EXERCISE GOAL> Below are the records. Count the lines containing the string "effects", and reply with the number alone.

Collected data>
⟨

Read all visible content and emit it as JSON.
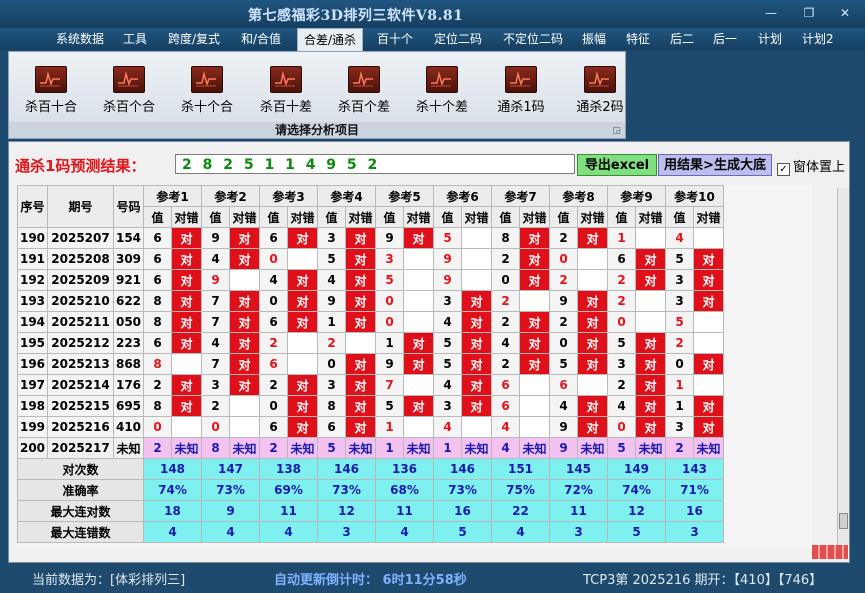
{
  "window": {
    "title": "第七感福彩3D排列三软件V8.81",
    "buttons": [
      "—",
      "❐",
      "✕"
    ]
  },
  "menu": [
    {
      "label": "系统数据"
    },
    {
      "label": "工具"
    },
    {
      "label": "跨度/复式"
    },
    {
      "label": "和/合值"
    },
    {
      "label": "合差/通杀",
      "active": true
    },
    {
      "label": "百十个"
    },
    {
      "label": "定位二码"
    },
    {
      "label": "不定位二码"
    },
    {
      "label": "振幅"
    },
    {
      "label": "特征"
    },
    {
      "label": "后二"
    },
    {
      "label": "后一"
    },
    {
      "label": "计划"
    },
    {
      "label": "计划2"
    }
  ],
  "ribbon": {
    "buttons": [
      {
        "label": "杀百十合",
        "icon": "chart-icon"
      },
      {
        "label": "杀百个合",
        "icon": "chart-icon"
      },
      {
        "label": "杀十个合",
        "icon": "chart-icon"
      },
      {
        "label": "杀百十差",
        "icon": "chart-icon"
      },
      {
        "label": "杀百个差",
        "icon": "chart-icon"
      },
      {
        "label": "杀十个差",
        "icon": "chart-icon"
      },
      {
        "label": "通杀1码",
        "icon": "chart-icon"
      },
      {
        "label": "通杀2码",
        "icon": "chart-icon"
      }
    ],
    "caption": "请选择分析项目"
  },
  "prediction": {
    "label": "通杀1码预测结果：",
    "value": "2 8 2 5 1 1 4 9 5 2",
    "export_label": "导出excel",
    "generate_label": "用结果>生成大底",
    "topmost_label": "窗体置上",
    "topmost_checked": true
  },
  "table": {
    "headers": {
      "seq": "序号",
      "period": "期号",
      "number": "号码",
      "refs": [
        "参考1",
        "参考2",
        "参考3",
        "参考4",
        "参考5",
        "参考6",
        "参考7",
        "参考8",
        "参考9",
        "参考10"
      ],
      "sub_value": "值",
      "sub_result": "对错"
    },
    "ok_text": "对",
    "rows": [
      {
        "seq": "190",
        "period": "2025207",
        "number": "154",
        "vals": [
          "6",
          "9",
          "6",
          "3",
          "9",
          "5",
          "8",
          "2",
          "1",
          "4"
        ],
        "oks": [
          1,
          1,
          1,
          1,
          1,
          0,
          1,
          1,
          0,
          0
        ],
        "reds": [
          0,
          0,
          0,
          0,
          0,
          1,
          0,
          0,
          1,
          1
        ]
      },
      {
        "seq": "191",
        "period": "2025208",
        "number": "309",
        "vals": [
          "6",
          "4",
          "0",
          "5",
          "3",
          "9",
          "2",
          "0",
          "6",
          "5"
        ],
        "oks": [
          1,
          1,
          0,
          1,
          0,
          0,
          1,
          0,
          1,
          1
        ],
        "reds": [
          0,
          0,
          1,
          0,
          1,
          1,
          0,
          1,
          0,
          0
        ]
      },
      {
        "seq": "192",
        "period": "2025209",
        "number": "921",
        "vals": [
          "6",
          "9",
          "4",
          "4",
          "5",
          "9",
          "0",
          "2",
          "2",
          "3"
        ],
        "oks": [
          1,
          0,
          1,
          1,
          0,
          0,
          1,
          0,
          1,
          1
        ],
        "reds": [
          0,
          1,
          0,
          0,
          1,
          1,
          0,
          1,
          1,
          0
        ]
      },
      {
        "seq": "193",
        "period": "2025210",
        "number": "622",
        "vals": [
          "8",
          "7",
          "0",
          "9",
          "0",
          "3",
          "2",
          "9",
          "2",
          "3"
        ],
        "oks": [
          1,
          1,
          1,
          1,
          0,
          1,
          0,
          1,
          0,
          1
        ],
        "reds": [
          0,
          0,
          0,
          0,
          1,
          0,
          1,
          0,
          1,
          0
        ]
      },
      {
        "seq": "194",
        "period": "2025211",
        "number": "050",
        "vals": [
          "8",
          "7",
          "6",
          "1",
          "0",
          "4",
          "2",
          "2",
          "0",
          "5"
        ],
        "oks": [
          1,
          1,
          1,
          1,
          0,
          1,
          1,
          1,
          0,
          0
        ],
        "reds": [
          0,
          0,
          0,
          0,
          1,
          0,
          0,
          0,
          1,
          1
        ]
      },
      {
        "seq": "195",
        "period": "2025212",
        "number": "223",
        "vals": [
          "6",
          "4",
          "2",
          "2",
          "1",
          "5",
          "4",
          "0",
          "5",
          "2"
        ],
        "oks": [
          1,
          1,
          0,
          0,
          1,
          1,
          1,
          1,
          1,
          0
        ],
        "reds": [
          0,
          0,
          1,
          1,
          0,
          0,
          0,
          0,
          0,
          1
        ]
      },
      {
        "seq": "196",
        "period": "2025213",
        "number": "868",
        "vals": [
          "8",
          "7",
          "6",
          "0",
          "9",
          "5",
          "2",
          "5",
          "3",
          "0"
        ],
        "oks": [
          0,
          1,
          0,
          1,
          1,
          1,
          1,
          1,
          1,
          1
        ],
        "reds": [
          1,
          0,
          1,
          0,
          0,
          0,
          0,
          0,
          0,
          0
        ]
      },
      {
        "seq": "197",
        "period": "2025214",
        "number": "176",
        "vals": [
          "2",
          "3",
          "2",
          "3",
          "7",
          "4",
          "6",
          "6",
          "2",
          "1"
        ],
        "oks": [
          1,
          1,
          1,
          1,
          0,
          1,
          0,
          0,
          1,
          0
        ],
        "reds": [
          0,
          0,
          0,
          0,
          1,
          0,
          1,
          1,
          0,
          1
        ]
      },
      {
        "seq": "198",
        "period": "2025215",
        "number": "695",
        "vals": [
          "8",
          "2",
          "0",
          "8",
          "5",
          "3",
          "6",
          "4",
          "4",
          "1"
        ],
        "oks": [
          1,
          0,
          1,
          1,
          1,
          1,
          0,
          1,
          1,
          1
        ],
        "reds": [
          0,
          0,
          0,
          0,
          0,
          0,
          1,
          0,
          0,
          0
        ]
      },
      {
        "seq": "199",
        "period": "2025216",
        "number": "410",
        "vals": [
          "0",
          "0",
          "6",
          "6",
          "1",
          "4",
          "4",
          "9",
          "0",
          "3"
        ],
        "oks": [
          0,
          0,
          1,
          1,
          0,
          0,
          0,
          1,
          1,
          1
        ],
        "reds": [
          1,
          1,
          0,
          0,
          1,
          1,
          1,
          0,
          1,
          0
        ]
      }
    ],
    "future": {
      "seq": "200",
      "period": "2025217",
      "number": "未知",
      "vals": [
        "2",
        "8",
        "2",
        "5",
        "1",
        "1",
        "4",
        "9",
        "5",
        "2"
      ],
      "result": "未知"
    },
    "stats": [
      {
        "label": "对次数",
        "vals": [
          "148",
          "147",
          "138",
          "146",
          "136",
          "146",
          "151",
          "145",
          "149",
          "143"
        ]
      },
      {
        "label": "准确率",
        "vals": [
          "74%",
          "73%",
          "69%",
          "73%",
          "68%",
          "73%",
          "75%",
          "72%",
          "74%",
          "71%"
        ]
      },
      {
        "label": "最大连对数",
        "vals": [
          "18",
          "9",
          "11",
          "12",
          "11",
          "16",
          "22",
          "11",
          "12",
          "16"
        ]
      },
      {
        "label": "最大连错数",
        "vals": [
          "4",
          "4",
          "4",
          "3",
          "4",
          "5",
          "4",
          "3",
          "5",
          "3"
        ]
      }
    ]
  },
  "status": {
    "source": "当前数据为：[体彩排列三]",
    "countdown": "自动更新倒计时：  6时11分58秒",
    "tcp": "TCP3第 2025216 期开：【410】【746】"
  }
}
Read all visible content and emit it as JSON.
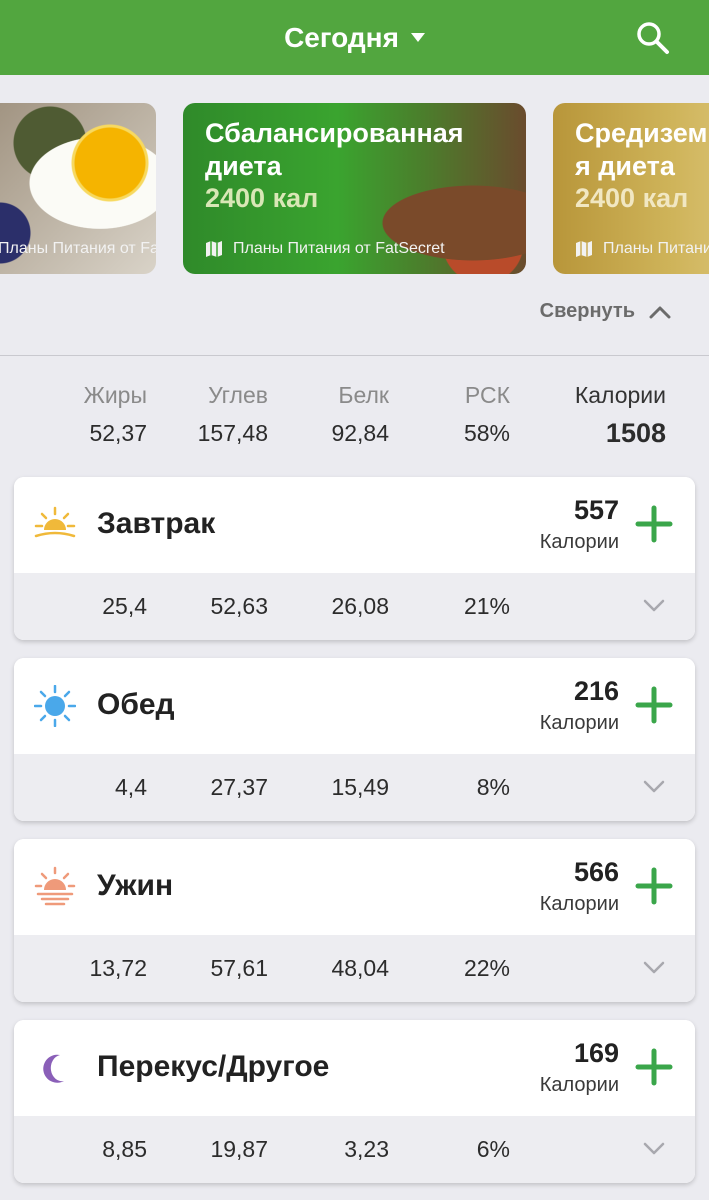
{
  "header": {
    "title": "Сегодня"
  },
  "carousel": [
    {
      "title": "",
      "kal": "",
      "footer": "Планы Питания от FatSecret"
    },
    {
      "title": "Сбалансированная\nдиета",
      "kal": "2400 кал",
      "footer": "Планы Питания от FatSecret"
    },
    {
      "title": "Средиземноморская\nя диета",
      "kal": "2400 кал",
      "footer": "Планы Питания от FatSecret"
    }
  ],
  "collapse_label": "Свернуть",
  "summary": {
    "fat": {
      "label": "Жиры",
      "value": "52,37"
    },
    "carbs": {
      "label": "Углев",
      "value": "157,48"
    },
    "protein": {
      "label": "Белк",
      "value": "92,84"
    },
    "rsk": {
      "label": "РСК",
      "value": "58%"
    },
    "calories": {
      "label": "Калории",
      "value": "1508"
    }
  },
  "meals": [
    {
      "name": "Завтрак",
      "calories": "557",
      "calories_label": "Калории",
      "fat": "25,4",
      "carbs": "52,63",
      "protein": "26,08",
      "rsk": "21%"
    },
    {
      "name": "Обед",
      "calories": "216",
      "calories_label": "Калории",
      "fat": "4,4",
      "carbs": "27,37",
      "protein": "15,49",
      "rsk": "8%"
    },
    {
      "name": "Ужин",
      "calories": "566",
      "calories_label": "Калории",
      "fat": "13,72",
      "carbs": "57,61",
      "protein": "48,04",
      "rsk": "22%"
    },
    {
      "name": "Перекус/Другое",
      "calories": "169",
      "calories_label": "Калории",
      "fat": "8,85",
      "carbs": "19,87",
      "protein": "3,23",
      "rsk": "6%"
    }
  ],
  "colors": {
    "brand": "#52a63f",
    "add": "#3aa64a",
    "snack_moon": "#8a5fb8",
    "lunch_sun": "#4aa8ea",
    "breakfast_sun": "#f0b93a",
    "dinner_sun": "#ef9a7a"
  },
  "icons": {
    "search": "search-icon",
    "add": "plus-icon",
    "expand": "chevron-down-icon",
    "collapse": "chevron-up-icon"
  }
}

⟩
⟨

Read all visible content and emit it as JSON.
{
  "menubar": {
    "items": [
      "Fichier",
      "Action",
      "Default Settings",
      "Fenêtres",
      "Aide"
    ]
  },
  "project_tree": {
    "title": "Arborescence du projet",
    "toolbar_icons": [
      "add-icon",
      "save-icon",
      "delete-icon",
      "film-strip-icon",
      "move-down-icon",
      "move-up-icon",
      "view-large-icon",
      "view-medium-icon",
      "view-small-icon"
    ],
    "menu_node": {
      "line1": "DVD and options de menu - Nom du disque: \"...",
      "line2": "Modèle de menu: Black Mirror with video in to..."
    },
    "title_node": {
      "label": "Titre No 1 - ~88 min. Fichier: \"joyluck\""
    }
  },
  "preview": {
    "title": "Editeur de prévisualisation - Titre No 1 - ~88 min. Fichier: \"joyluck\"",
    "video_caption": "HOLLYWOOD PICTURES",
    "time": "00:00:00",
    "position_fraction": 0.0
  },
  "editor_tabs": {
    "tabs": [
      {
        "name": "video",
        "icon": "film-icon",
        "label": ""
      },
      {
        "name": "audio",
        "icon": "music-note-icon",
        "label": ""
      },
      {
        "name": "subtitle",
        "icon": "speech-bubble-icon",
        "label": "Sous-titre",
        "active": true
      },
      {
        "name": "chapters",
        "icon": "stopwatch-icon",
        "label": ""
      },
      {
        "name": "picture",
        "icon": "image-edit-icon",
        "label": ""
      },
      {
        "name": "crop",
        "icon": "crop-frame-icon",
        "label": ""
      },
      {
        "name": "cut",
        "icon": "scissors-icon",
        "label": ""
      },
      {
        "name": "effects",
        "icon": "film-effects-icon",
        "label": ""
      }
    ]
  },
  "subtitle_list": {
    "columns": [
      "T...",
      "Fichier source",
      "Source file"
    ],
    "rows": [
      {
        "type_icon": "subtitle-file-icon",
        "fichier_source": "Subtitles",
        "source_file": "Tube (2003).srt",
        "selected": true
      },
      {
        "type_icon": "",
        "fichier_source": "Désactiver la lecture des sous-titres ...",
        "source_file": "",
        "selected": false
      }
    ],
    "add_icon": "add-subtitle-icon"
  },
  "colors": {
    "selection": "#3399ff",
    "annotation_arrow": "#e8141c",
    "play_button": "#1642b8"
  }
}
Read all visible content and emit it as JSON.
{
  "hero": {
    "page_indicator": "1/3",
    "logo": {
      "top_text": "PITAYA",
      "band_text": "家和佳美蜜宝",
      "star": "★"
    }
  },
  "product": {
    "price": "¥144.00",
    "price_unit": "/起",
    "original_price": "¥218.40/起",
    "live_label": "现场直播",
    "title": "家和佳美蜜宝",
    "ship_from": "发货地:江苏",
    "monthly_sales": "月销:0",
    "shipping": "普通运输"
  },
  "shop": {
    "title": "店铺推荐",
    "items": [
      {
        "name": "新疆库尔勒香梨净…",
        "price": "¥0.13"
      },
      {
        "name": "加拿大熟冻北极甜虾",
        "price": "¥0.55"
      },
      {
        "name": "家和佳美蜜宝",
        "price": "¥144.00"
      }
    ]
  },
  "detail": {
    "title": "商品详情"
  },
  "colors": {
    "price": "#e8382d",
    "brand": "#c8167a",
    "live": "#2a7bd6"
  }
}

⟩

EXPECTED ANSWER> 2